What to work on - What is needed is a copy of each line in the listing that contains "Physics".

Input -

┌──

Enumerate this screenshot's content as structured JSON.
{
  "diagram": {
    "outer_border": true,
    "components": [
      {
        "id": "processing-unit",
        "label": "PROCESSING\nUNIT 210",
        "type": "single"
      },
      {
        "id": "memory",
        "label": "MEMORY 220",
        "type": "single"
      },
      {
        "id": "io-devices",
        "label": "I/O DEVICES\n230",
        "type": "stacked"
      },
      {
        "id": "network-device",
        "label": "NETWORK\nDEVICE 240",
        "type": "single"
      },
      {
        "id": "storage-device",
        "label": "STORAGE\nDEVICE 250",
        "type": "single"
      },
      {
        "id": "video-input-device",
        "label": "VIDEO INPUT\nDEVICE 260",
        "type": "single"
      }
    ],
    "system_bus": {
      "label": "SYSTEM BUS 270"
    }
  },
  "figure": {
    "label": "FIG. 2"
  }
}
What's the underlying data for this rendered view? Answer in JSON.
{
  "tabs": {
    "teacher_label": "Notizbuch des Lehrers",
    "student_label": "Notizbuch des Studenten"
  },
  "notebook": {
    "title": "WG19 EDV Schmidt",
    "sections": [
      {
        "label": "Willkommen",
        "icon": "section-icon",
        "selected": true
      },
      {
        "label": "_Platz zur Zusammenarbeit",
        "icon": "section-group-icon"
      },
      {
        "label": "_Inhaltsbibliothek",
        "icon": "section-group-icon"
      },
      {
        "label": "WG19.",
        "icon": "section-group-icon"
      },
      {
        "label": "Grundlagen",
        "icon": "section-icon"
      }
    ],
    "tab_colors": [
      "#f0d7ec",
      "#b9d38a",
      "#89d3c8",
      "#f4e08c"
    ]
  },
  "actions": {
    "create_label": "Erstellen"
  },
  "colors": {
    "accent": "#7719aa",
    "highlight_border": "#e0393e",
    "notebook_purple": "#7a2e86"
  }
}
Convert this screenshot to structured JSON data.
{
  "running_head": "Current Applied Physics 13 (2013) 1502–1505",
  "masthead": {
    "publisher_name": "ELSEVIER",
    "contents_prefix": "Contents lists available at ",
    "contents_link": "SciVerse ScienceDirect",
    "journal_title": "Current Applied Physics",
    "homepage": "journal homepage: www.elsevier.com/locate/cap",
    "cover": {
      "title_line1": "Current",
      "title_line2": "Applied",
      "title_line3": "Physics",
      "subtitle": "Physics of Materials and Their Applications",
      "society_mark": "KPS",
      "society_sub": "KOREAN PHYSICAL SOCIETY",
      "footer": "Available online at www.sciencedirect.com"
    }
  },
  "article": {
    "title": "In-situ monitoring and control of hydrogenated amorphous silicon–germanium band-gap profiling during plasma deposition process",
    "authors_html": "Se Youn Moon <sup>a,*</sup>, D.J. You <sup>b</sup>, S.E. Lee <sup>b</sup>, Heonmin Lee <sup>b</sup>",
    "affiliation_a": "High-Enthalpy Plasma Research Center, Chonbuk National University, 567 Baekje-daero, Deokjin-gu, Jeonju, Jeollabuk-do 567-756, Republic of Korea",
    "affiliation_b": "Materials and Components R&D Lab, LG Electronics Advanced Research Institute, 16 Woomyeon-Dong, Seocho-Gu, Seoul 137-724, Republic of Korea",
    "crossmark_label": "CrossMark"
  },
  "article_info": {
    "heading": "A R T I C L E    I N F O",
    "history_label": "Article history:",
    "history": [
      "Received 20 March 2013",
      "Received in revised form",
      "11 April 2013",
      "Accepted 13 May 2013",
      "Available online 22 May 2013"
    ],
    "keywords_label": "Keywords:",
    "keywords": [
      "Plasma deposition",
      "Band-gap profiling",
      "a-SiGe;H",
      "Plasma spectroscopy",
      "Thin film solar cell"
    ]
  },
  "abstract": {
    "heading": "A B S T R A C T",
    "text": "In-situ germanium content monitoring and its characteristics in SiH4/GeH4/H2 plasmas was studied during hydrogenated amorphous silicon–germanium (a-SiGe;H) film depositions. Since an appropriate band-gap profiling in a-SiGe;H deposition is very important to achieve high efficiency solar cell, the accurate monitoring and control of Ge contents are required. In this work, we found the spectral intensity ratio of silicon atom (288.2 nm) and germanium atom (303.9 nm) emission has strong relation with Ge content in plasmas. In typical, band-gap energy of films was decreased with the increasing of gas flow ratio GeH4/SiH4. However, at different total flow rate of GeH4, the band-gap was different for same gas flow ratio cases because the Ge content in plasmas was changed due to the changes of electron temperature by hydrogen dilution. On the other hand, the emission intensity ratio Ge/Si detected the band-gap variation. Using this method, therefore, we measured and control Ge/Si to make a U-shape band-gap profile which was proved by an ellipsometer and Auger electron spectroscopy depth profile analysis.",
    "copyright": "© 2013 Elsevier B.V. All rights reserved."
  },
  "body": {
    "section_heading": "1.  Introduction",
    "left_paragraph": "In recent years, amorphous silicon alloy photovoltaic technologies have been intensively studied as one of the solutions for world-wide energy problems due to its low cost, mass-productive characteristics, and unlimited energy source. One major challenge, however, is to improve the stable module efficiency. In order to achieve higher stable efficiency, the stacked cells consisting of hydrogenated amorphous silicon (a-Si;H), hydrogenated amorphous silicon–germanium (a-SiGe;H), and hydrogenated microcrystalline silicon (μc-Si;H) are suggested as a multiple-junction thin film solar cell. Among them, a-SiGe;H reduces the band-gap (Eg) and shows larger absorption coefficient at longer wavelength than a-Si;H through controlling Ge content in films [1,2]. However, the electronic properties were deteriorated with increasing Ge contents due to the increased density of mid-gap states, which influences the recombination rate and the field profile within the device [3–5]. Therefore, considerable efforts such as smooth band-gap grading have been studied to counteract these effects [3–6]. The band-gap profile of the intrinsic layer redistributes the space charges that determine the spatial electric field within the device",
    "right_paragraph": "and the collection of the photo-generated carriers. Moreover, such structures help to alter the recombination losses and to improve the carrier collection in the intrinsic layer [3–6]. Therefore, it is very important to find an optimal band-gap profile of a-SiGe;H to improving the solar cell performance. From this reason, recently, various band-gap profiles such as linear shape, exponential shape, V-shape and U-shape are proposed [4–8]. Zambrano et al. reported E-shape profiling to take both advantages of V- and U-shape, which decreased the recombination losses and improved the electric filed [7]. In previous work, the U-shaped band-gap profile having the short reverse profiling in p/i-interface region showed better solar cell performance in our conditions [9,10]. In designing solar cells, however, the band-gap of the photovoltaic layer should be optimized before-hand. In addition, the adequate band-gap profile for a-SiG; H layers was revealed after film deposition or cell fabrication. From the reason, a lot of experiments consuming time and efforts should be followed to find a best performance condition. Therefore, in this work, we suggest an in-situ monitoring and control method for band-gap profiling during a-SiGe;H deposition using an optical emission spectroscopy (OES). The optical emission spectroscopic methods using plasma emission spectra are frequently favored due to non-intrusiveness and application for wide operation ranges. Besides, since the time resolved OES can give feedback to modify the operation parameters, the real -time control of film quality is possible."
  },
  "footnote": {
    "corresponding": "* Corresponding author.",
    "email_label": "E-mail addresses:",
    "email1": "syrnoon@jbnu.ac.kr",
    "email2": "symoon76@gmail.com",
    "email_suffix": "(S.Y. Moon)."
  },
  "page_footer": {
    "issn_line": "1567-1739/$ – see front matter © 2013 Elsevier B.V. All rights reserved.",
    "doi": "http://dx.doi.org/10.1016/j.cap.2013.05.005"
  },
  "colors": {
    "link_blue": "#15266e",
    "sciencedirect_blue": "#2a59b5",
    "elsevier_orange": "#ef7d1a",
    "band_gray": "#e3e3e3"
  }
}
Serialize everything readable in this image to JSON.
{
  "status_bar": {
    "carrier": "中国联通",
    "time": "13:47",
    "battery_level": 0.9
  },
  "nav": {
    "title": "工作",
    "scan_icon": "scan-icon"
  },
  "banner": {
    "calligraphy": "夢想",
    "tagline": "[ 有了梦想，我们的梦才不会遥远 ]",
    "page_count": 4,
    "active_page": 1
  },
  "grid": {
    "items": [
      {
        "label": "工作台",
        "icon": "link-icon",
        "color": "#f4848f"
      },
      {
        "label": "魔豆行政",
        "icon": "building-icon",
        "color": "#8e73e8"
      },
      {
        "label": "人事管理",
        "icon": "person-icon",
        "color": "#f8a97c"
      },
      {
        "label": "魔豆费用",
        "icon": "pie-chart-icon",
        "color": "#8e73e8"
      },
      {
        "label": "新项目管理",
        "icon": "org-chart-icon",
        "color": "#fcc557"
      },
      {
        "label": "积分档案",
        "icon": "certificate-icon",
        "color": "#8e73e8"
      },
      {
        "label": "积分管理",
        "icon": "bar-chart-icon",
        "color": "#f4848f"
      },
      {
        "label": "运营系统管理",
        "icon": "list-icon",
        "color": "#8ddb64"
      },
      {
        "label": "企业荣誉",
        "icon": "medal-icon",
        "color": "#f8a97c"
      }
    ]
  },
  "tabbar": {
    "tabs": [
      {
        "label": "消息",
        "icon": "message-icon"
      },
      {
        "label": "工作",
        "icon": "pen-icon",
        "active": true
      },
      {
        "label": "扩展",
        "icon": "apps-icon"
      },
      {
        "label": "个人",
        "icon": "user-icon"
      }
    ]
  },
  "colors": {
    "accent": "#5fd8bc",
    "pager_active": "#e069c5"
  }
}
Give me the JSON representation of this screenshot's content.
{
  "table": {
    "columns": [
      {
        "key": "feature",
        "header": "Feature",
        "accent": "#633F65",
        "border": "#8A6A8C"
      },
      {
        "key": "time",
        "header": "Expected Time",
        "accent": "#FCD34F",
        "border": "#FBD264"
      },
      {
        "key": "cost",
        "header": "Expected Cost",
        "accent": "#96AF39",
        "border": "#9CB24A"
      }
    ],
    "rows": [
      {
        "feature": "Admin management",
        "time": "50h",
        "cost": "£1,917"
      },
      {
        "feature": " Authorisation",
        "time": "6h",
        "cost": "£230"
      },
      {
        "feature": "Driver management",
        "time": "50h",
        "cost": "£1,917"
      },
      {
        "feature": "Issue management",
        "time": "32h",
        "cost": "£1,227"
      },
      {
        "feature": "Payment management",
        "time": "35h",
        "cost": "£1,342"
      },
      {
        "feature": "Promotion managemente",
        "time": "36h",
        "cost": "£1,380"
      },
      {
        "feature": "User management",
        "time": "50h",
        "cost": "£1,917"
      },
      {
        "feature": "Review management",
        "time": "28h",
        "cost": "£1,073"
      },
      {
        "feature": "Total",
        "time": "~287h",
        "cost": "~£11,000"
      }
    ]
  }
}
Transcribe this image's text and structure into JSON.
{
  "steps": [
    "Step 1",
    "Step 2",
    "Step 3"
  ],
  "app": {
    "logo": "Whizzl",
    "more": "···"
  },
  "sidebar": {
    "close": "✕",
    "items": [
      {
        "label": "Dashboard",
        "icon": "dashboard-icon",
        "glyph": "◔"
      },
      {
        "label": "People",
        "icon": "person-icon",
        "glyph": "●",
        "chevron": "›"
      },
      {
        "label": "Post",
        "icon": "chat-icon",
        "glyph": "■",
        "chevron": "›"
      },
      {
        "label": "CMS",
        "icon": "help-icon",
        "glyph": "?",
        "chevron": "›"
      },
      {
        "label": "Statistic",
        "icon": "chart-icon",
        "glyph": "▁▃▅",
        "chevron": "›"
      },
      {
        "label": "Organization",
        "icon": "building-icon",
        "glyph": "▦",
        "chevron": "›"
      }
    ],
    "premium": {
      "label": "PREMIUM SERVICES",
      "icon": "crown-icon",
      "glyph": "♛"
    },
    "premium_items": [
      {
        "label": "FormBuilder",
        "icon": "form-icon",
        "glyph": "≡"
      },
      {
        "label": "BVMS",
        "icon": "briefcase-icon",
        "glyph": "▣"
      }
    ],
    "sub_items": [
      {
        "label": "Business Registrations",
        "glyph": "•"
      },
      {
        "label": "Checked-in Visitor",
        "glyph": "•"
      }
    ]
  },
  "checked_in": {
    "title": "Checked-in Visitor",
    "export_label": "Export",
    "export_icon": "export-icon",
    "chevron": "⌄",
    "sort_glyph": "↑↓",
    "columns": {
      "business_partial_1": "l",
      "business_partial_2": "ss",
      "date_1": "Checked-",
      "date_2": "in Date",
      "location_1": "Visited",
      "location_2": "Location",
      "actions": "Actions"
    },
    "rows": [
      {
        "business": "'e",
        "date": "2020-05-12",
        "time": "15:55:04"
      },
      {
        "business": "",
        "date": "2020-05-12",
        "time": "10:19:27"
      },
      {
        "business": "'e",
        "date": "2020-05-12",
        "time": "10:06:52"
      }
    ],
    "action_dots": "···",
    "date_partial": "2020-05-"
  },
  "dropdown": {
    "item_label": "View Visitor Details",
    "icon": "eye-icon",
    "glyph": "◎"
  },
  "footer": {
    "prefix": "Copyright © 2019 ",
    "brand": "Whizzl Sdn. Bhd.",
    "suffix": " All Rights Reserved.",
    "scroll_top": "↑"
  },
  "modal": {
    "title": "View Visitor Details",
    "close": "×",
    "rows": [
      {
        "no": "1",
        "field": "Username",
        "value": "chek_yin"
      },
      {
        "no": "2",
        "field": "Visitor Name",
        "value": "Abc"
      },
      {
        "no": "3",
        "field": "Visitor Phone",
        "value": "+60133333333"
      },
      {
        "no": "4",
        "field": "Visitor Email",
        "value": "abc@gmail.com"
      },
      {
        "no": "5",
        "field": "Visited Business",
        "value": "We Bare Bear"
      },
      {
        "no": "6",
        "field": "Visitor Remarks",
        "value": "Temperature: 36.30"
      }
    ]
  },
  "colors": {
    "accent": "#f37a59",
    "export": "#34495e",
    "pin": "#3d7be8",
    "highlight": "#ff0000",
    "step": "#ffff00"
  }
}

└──

Result for this exercise -
  "running_head": "Current Applied Physics 13 (2013) 1502–1505",
    "journal_title": "Current Applied Physics",
      "title_line3": "Physics",
      "subtitle": "Physics of Materials and Their Applications",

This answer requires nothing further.